• **Work item**:
Reproduce the listing below in full and without alteration, apart from its pictures.

Segment Start: Data shown

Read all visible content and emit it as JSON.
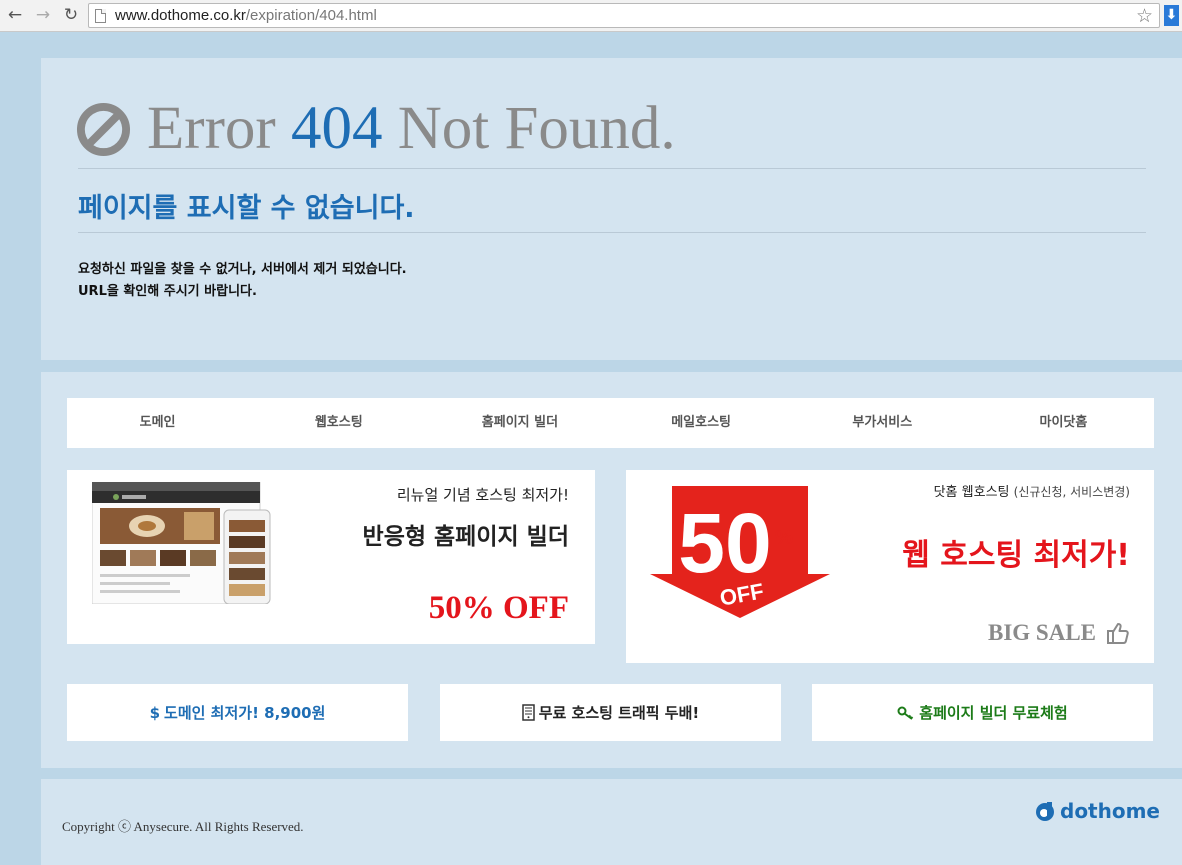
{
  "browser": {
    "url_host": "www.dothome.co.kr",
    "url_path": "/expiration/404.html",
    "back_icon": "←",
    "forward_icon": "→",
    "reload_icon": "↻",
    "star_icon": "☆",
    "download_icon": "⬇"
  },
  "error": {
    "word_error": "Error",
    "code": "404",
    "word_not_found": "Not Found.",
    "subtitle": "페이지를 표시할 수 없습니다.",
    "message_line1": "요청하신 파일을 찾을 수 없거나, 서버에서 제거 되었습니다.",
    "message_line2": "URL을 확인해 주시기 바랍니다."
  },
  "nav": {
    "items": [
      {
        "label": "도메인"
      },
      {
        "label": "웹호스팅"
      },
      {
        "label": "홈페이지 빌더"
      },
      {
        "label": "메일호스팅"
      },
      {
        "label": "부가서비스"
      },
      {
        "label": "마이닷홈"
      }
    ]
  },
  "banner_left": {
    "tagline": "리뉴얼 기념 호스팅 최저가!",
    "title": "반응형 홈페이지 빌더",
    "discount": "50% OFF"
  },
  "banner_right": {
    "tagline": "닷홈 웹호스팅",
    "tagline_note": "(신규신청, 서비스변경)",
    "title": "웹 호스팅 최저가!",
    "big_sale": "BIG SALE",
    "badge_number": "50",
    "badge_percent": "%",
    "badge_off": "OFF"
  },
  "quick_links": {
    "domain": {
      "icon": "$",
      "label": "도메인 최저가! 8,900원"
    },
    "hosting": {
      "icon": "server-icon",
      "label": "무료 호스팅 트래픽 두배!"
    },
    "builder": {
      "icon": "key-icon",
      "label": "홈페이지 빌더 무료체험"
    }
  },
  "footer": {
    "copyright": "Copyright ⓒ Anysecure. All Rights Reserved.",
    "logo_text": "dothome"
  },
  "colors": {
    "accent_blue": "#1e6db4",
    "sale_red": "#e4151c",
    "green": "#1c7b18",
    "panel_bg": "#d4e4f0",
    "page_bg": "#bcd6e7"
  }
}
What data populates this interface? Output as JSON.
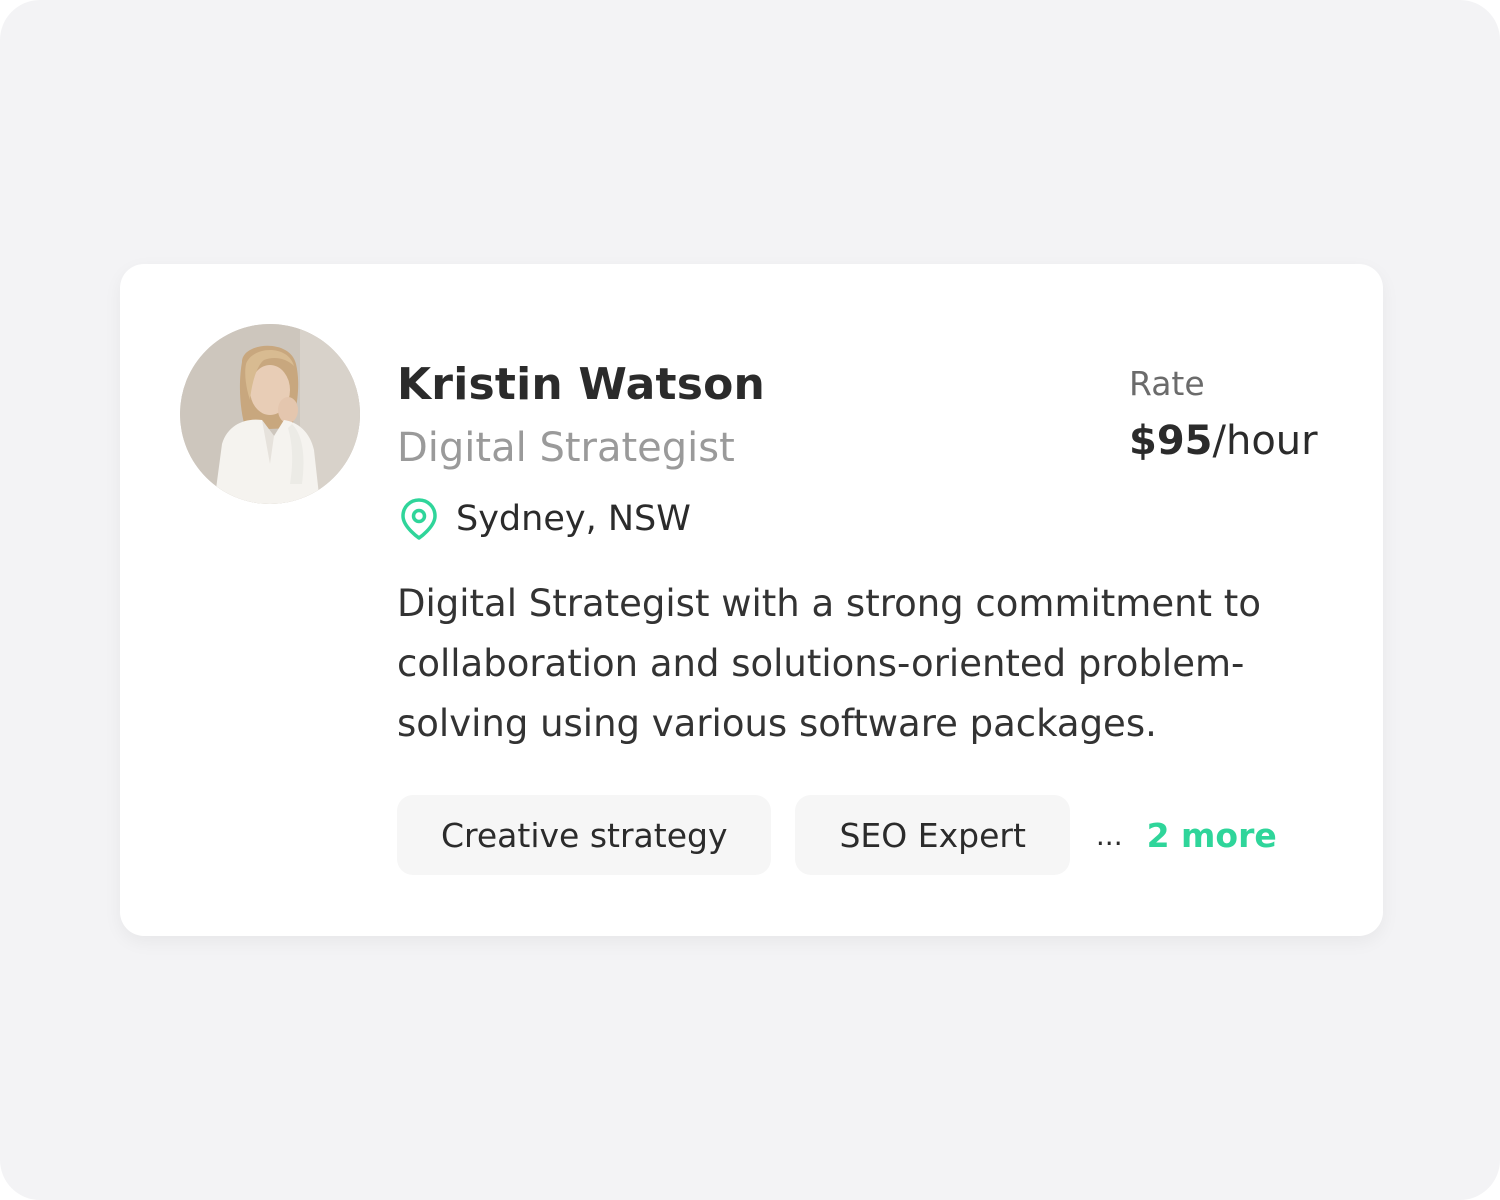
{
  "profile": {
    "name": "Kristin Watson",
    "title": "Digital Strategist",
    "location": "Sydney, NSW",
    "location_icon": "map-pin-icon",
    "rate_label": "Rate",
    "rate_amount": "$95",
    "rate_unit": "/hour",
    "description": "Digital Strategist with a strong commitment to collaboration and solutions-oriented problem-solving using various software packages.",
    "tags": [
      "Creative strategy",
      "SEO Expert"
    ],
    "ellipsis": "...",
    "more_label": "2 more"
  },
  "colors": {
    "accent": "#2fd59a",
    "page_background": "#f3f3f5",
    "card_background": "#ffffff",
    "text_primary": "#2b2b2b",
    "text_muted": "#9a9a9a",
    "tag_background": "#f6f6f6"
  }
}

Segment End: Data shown

• **Written response**:
Read all visible content and emit it as JSON.
{
  "browser": {
    "url_host": "www.dothome.co.kr",
    "url_path": "/expiration/404.html",
    "back_icon": "←",
    "forward_icon": "→",
    "reload_icon": "↻",
    "star_icon": "☆",
    "download_icon": "⬇"
  },
  "error": {
    "word_error": "Error",
    "code": "404",
    "word_not_found": "Not Found.",
    "subtitle": "페이지를 표시할 수 없습니다.",
    "message_line1": "요청하신 파일을 찾을 수 없거나, 서버에서 제거 되었습니다.",
    "message_line2": "URL을 확인해 주시기 바랍니다."
  },
  "nav": {
    "items": [
      {
        "label": "도메인"
      },
      {
        "label": "웹호스팅"
      },
      {
        "label": "홈페이지 빌더"
      },
      {
        "label": "메일호스팅"
      },
      {
        "label": "부가서비스"
      },
      {
        "label": "마이닷홈"
      }
    ]
  },
  "banner_left": {
    "tagline": "리뉴얼 기념 호스팅 최저가!",
    "title": "반응형 홈페이지 빌더",
    "discount": "50% OFF"
  },
  "banner_right": {
    "tagline": "닷홈 웹호스팅",
    "tagline_note": "(신규신청, 서비스변경)",
    "title": "웹 호스팅 최저가!",
    "big_sale": "BIG SALE",
    "badge_number": "50",
    "badge_percent": "%",
    "badge_off": "OFF"
  },
  "quick_links": {
    "domain": {
      "icon": "$",
      "label": "도메인 최저가! 8,900원"
    },
    "hosting": {
      "icon": "server-icon",
      "label": "무료 호스팅 트래픽 두배!"
    },
    "builder": {
      "icon": "key-icon",
      "label": "홈페이지 빌더 무료체험"
    }
  },
  "footer": {
    "copyright": "Copyright ⓒ Anysecure. All Rights Reserved.",
    "logo_text": "dothome"
  },
  "colors": {
    "accent_blue": "#1e6db4",
    "sale_red": "#e4151c",
    "green": "#1c7b18",
    "panel_bg": "#d4e4f0",
    "page_bg": "#bcd6e7"
  }
}
What data populates this interface? Output as JSON.
{
  "profile": {
    "name": "Kristin Watson",
    "title": "Digital Strategist",
    "location": "Sydney, NSW",
    "location_icon": "map-pin-icon",
    "rate_label": "Rate",
    "rate_amount": "$95",
    "rate_unit": "/hour",
    "description": "Digital Strategist with a strong commitment to collaboration and solutions-oriented problem-solving using various software packages.",
    "tags": [
      "Creative strategy",
      "SEO Expert"
    ],
    "ellipsis": "...",
    "more_label": "2 more"
  },
  "colors": {
    "accent": "#2fd59a",
    "page_background": "#f3f3f5",
    "card_background": "#ffffff",
    "text_primary": "#2b2b2b",
    "text_muted": "#9a9a9a",
    "tag_background": "#f6f6f6"
  }
}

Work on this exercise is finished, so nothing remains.